Pakistani authorities refused to let a top human rights lawyer leave the country, citing her “anti-state activities”, she told AFP, in what appeared to be the latest example of an ongoing rights crackdown.
Jalila Haider, who last year featured on a BBC list of 100 inspiring and influential women for her work defending women’s rights in Pakistan, was briefly detained by immigration officials in Lahore as she tried to fly to Britain to attend a workshop on women’s issues.
They released her after several hours, she told AFP, but barred her from leaving the country, telling her that her name was on a no-fly list.
“One of the immigration officials told me that my name was placed on the ECL (Exit Control List) as I am involved in anti-state activities. I have no idea what anti-state activities he was referring to,” Haider told AFP.
“I address the issues related to women, minorities, enforced disappearances and problems Balochistan is facing today,” the 32-year-old said, adding that authorities confiscated her passport and national identification card.
Haider’s lawyer Asad Jamal, who said he was not allowed to meet her while she was being detained, called it “an act of harassment”.
In addition to her work on women’s rights, Haider is a member of Pakistan’s persecuted Hazara community, who are often targeted by sectarian militants in Pakistan and Afghanistan.

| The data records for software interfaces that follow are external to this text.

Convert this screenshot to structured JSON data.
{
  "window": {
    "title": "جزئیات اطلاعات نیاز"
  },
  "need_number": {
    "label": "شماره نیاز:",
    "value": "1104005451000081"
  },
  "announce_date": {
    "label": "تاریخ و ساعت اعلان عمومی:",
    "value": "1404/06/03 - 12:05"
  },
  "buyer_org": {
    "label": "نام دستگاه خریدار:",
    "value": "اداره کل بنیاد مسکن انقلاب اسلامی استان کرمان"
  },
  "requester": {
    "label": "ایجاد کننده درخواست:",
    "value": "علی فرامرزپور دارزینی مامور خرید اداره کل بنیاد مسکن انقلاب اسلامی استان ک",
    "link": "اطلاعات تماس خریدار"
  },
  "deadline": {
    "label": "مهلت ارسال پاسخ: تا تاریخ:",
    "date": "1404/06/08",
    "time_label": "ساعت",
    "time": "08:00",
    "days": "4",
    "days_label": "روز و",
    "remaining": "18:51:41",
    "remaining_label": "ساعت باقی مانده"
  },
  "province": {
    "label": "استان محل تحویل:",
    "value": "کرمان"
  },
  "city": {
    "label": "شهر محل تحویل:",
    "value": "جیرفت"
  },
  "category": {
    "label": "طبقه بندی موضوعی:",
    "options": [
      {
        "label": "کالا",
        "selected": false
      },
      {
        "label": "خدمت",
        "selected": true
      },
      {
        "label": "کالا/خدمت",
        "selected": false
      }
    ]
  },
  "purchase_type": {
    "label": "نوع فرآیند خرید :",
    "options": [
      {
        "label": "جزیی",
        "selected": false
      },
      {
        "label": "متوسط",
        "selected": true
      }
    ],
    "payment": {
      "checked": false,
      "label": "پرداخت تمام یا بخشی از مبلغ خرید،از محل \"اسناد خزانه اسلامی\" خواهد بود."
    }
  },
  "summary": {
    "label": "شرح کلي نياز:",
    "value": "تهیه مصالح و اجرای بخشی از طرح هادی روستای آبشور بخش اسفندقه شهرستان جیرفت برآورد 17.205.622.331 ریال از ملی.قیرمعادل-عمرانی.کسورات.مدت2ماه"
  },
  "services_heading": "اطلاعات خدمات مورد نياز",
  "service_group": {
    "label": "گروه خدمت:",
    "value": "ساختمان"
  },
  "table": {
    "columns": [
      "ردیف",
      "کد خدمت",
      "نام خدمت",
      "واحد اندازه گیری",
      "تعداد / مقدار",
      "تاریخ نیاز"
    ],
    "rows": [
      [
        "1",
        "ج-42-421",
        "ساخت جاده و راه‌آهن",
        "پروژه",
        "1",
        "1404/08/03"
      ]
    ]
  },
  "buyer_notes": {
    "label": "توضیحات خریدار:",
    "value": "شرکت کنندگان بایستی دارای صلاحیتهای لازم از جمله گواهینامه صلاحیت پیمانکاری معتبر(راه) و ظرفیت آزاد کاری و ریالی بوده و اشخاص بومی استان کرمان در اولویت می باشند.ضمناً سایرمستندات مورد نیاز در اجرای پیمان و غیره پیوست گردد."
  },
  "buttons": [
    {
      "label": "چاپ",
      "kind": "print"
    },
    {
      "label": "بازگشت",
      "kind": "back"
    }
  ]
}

In 2018 she went on a hunger strike demanding protection for the Hazara community.